The Way of All Fish
By Martha Grimes
Martha Grimes is best known for her novels about British police detective Richard Jury, his aristocratic friend Melrose Plant and other residents of the postcard town of Long Piddleton. Those 22 novels meld the traditional village mystery with the police procedural, giving the plots a hard edge balanced by satire and humor.
Jury and friends are absent in “The Way of All Fish,” Grimes’ 31st novel, but they won’t be missed in this witty satire on the publishing industry.
“The Way of All Fish” is a sequel, of sorts, to Grimes’ 2003 novel “Foul Matter,” in which the New York publishing industry is seen as a swamp filled with quicksand and inhabited by piranha. Publishing fares a little bit better in “The Way of All Fish,” but not by much.
L. Bass Hess is the kind of literary agent who slithers onto the scene, suing clients who are smart enough to fire him. Bass wants his commission, whether he sold the book or not. Cindy Sella, who suffers from writer’s block, refuses to settle with him. Her lawyers, however, aren’t doing much good for her. “Lawyers to the right of her, lawyers to the left, lawyers in front, lawyers behind,” observes one character. “Is there a vision of hell, even in Dante, that could possibly compete with that?”
But Cindy has several people willing to help her, including two scrupulous and highly literate hit men named Candy and Karl, a best-selling writer, the owner of a junkyard and a Vegas magician, among others.
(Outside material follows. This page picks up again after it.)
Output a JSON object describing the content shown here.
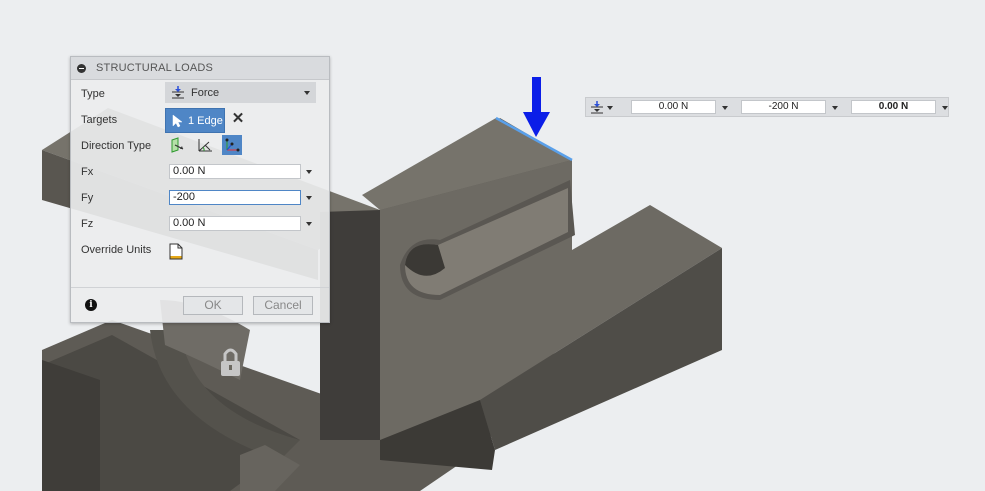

The plan isn’t to kill Bass, as that would put suspicion on Cindy, but to drive him mad.
Grimes peppers “The Way of All Fish” with bits of pop culture and allusions to classic crime writers, including Raymond Chandler, Dorothy L. Sayers and Edgar Allan Poe. The wry humor and sharp dialogue enhance the brisk plot that easily moves from New York to the Florida Everglades to a monastery, with a denouement that will make readers want to cheer.
“The Way of All Fish” showcases Grimes’ insightful storytelling, even without Jury and company. (MCT)